Task directions
Check the records below line by line. Give the count of lines with "here", and nothing else.

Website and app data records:
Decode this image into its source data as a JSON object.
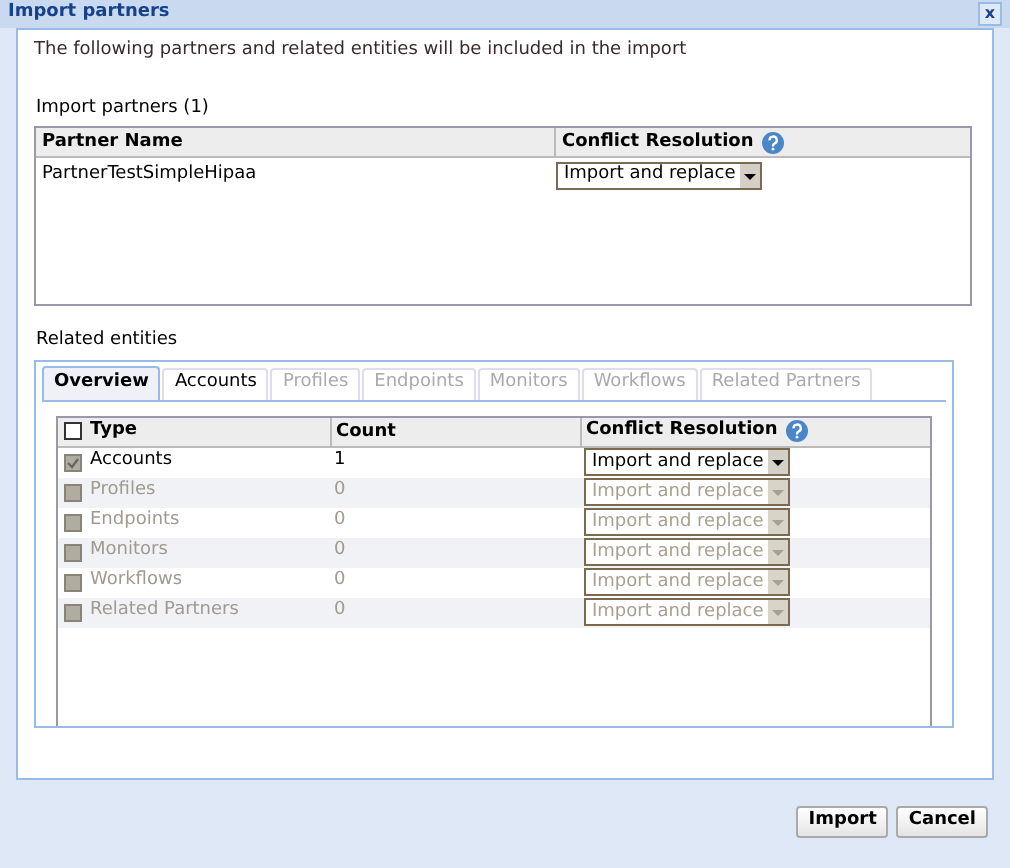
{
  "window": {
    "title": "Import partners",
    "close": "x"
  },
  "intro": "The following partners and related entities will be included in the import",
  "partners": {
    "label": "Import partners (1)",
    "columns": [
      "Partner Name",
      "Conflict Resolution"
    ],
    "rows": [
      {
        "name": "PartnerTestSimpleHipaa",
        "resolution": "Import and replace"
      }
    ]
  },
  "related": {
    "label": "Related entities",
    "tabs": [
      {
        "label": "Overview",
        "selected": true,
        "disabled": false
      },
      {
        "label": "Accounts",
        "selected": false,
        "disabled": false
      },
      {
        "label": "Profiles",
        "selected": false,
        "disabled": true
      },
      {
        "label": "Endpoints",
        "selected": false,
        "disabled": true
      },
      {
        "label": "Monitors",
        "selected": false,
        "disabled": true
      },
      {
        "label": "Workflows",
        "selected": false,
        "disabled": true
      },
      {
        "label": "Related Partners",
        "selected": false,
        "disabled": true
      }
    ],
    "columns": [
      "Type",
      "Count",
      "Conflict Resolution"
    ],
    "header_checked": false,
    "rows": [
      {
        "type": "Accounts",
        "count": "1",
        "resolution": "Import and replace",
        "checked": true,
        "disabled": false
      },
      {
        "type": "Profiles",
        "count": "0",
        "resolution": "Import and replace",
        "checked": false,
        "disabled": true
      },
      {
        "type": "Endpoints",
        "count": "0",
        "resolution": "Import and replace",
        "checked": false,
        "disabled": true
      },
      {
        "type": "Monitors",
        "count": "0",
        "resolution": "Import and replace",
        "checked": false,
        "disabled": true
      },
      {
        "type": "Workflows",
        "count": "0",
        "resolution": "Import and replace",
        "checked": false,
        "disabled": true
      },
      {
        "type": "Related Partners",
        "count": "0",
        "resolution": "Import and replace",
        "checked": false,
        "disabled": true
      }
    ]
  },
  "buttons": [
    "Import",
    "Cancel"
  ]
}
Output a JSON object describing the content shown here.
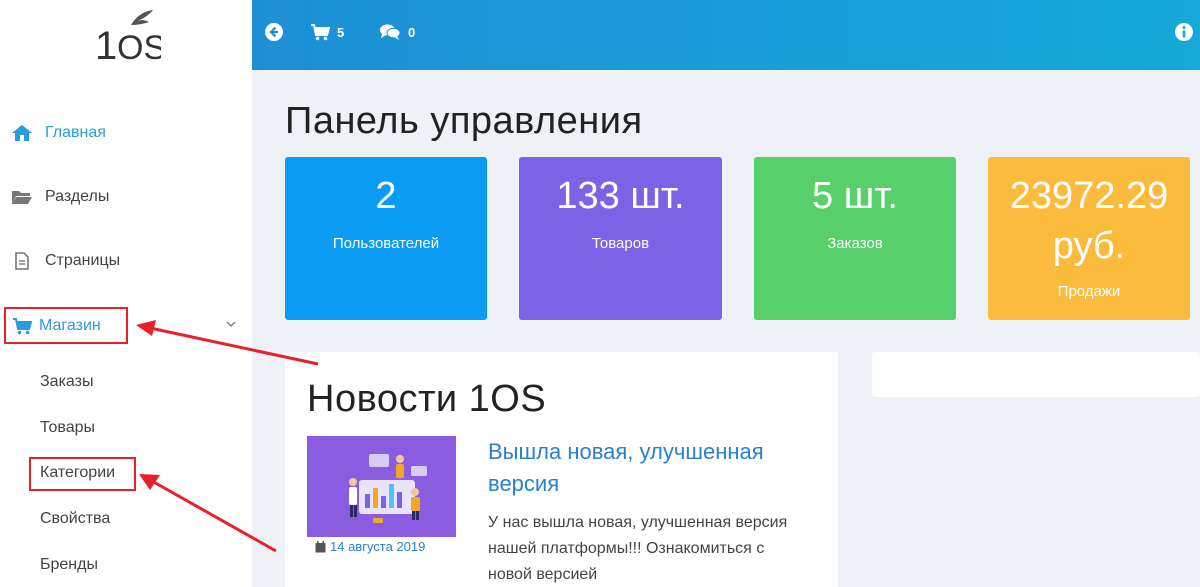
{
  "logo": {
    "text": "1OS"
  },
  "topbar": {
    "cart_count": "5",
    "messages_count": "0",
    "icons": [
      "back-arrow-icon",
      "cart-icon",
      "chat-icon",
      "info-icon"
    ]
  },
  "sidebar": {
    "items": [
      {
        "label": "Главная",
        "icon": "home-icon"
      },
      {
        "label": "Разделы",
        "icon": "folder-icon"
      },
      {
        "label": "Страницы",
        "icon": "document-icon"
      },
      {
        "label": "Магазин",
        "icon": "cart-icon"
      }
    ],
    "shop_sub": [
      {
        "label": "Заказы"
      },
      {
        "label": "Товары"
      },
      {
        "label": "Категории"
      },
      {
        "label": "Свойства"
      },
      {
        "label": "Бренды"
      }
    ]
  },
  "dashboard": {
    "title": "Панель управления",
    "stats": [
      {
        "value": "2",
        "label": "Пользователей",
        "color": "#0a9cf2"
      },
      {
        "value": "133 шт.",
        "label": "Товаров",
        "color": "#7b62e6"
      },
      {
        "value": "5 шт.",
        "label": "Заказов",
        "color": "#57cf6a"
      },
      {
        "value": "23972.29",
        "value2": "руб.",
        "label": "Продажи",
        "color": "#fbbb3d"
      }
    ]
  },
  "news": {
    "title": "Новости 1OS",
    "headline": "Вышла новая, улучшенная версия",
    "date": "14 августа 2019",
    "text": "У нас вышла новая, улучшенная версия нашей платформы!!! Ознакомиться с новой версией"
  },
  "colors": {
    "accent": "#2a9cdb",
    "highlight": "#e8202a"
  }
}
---
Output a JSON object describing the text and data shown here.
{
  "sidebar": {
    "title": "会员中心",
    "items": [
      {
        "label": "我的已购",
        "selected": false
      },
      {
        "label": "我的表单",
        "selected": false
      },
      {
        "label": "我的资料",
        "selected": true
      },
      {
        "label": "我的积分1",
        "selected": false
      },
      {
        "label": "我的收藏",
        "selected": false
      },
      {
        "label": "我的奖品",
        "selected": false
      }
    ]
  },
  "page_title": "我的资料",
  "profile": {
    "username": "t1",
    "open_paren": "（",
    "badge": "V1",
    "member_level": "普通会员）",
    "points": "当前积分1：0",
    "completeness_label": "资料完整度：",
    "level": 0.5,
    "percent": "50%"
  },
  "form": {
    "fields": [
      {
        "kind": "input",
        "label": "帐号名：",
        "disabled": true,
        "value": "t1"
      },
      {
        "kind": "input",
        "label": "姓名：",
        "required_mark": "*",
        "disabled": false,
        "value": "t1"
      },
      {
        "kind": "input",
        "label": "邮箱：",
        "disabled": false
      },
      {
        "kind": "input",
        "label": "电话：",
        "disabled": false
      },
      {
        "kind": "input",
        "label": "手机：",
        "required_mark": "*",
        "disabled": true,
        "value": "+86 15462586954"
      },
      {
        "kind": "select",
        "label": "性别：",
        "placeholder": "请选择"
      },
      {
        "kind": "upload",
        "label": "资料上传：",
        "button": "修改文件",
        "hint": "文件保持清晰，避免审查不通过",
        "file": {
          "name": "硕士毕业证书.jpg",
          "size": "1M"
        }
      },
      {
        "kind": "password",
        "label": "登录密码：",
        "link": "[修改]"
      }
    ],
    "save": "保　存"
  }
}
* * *
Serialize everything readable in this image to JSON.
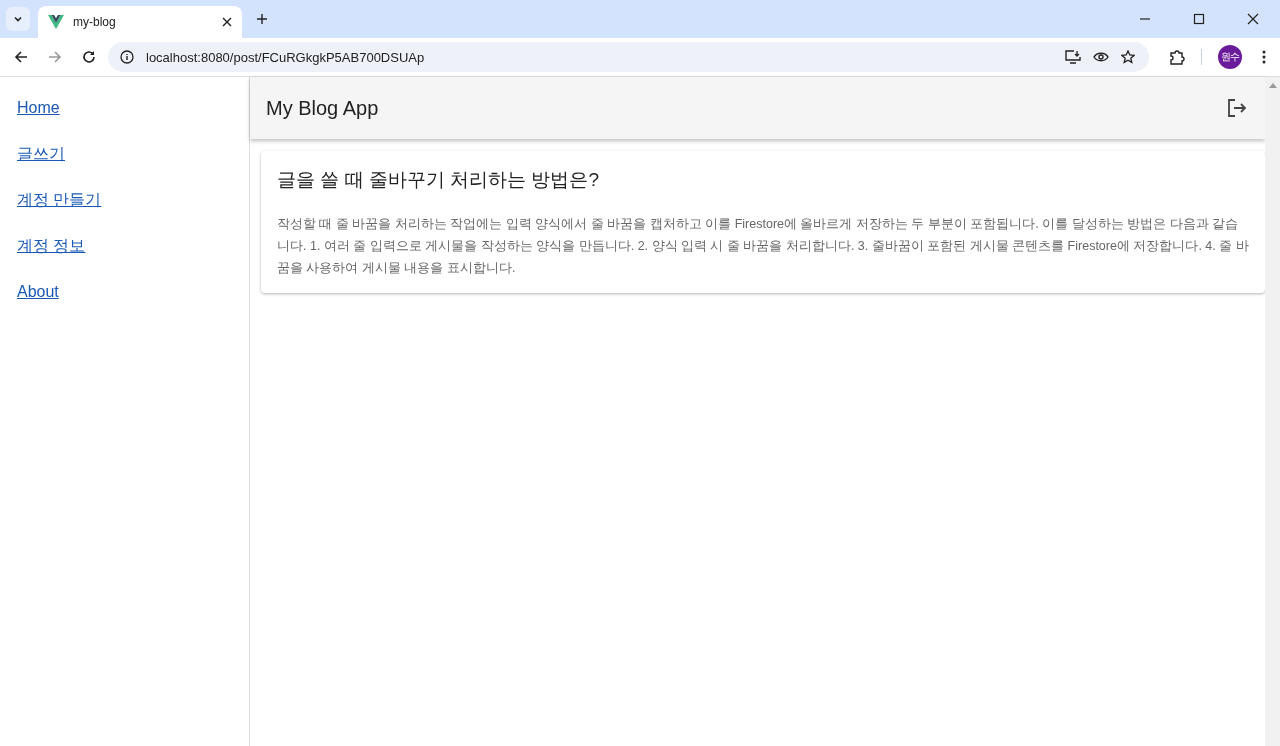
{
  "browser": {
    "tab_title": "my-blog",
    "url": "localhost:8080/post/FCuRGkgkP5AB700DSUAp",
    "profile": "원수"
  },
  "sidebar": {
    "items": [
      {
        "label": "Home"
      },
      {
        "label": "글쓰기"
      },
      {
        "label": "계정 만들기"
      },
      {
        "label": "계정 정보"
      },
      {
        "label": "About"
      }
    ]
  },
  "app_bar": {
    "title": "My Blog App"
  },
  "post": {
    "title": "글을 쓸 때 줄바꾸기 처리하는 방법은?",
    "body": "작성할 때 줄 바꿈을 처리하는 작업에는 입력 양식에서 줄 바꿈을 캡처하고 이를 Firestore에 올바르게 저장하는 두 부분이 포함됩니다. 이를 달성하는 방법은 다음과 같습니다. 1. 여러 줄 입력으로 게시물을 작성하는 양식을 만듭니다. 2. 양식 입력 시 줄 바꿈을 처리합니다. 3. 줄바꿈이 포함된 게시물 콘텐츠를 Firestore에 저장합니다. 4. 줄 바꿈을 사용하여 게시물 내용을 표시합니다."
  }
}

Answer to this exercise
2